When you visit Sweden, you notice many wonderful things: the beautiful landscape, the clean air, the kindness of the people. When you leave, the impression that in Sweden everything is calm and organized stays with you. What is the secret to such calm and stresslessness? I will answer this question with just one word: fika. You got me right. Fika is the secret behind Sweden being the super cool place that it is. Trust me.
So what’s this fika thing? Fika is usually translated – or rather explained – as meeting friends over a cup of coffee and a sweet snack. Unless you are on a diet, the snack is mandatory. Well, even when on a diet you can still choose raw food balls and other sugarfree treats, so no excuses. Having a fika implies coffee and a “sweet”. And a friend. And socializing. And time to devote to this activity.
The Swedes love to take it easy and take their time, and when things are getting too crazy, they know the importance of taking a couple of minutes off and just chill. At school, at work, at meetings – wherever you are, at some point, your Swedish colleagues will stop whatever they were doing and will take a fika break. You will be invited to stop yourself, put that pen down, and join in the coffee break ritual.
You’ll get back to work, rest assured. But coffee first.

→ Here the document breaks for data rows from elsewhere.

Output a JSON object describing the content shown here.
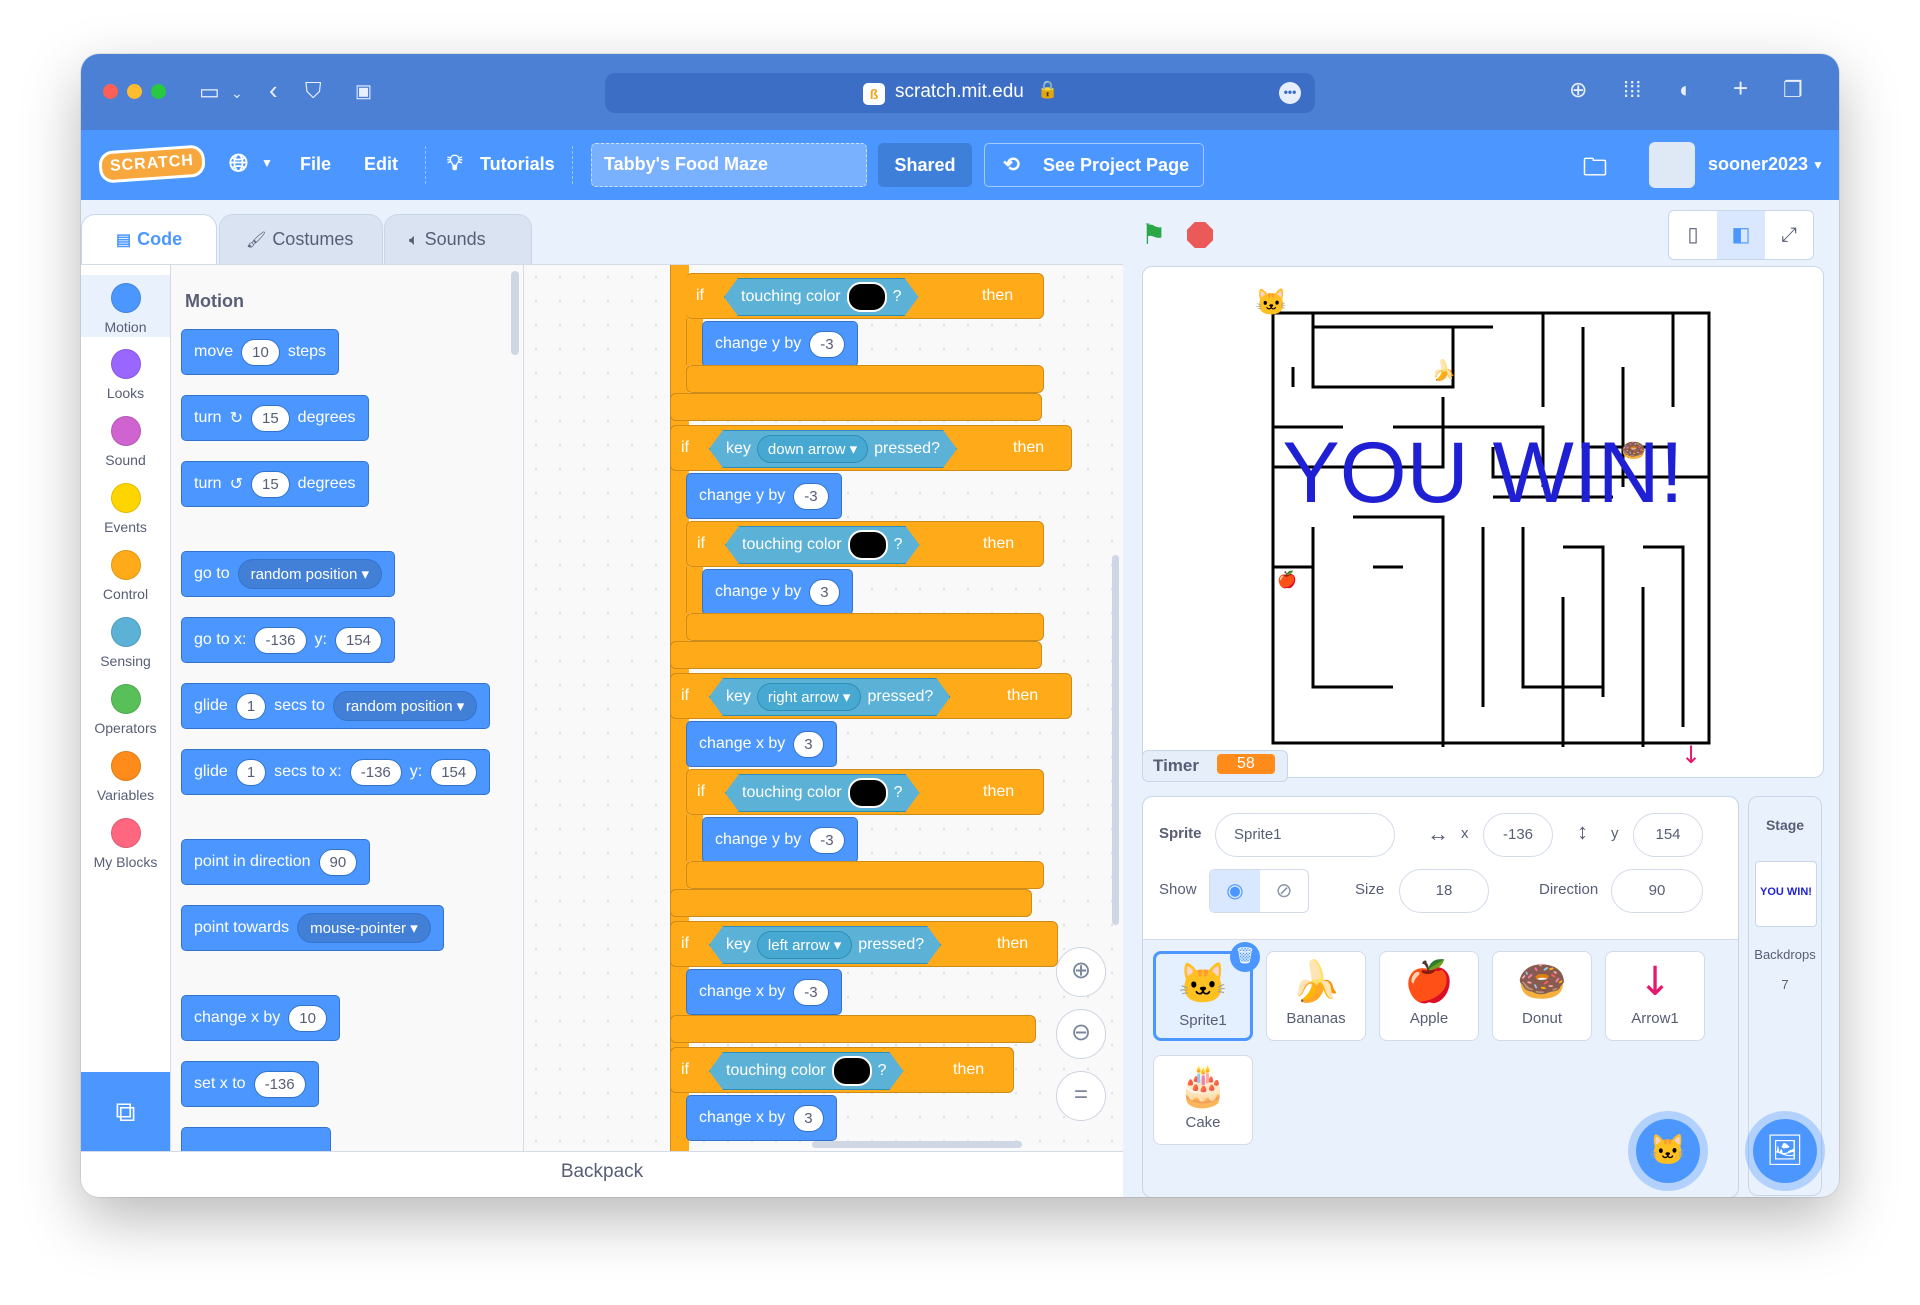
{
  "browser": {
    "url": "scratch.mit.edu"
  },
  "menu": {
    "file": "File",
    "edit": "Edit",
    "tutorials": "Tutorials",
    "project_title": "Tabby's Food Maze",
    "shared": "Shared",
    "see_project": "See Project Page",
    "username": "sooner2023"
  },
  "tabs": {
    "code": "Code",
    "costumes": "Costumes",
    "sounds": "Sounds"
  },
  "categories": [
    "Motion",
    "Looks",
    "Sound",
    "Events",
    "Control",
    "Sensing",
    "Operators",
    "Variables",
    "My Blocks"
  ],
  "category_colors": [
    "#4c97ff",
    "#9966ff",
    "#cf63cf",
    "#ffd500",
    "#ffab19",
    "#5cb1d6",
    "#59c059",
    "#ff8c1a",
    "#ff6680"
  ],
  "palette": {
    "title": "Motion",
    "move": {
      "a": "move",
      "v": "10",
      "b": "steps"
    },
    "turn_right": {
      "a": "turn",
      "v": "15",
      "b": "degrees"
    },
    "turn_left": {
      "a": "turn",
      "v": "15",
      "b": "degrees"
    },
    "goto": {
      "a": "go to",
      "dd": "random position"
    },
    "gotoxy": {
      "a": "go to x:",
      "x": "-136",
      "b": "y:",
      "y": "154"
    },
    "glide1": {
      "a": "glide",
      "v": "1",
      "b": "secs to",
      "dd": "random position"
    },
    "glide2": {
      "a": "glide",
      "v": "1",
      "b": "secs to x:",
      "x": "-136",
      "c": "y:",
      "y": "154"
    },
    "point_dir": {
      "a": "point in direction",
      "v": "90"
    },
    "point_towards": {
      "a": "point towards",
      "dd": "mouse-pointer"
    },
    "change_x": {
      "a": "change x by",
      "v": "10"
    },
    "set_x": {
      "a": "set x to",
      "v": "-136"
    }
  },
  "script": {
    "if": "if",
    "then": "then",
    "key": "key",
    "pressed": "pressed?",
    "touching_color": "touching color",
    "q": "?",
    "change_y": "change y by",
    "change_x": "change x by",
    "down_arrow": "down arrow",
    "right_arrow": "right arrow",
    "left_arrow": "left arrow",
    "v_neg3": "-3",
    "v_3": "3"
  },
  "backpack": "Backpack",
  "stage": {
    "win_text": "YOU WIN!",
    "timer_label": "Timer",
    "timer_value": "58"
  },
  "sprite_info": {
    "sprite_label": "Sprite",
    "sprite_name": "Sprite1",
    "x_label": "x",
    "x": "-136",
    "y_label": "y",
    "y": "154",
    "show_label": "Show",
    "size_label": "Size",
    "size": "18",
    "direction_label": "Direction",
    "direction": "90"
  },
  "sprites": [
    "Sprite1",
    "Bananas",
    "Apple",
    "Donut",
    "Arrow1",
    "Cake"
  ],
  "stage_panel": {
    "title": "Stage",
    "backdrops_label": "Backdrops",
    "backdrops_count": "7",
    "thumb_text": "YOU WIN!"
  }
}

The Swedes drink their coffee black and with no sugar. I’ve always been an avdocate of coffee with milk and sugar, that’s how I drink my espresso back in Italy. And that’s how I was drinking coffee in Sweden the first year. Then I gained quite some weight during that first winter and decided I needed to reduce my sugar intake. Determined not to cut off kanelbullar from my diet, I started to take away the sugar from my coffee. Sometimes I will drink it black, but coffee with milk is still my favourite. But since then I have never added any more sugar to it anymore. I’m becoming more and more Swedish.
Kanelbullar, the Swedish cinnamon buns, are the absolute go-to fikabröd. Fikabröd (literally “fika bread”) is anything pastry that will go with coffee at fika break. Sweden has an interesting pastry tradition that I’ve been exploring more and more during my time in Sweden. Some of the key flavours of Swedish baking are butter, cinnamon and cardamom. Sometimes you can find other sweets to go with your coffee, not necessarily baked goods. Another very popular item of the sweet section of any Swedish recipe book is chokladbollar, chocolate pralines in the shape of little balls.
Make your own fikabröd with this Swedish kanelbulle recipe.
Fika is the break. Fika is indulging on the smell of fresh coffee. Fika is the crunch of the pearl sugar that tops your cinnamon bun. Fika is stopping whatever you were doing to enjoy some time off with a friend. Fika is the art of taking a break from the hustle and bustle in order to remind yourself about the good things in life.
Is this why the Swedes are so cool? I’m 99.9% positive this is their secret.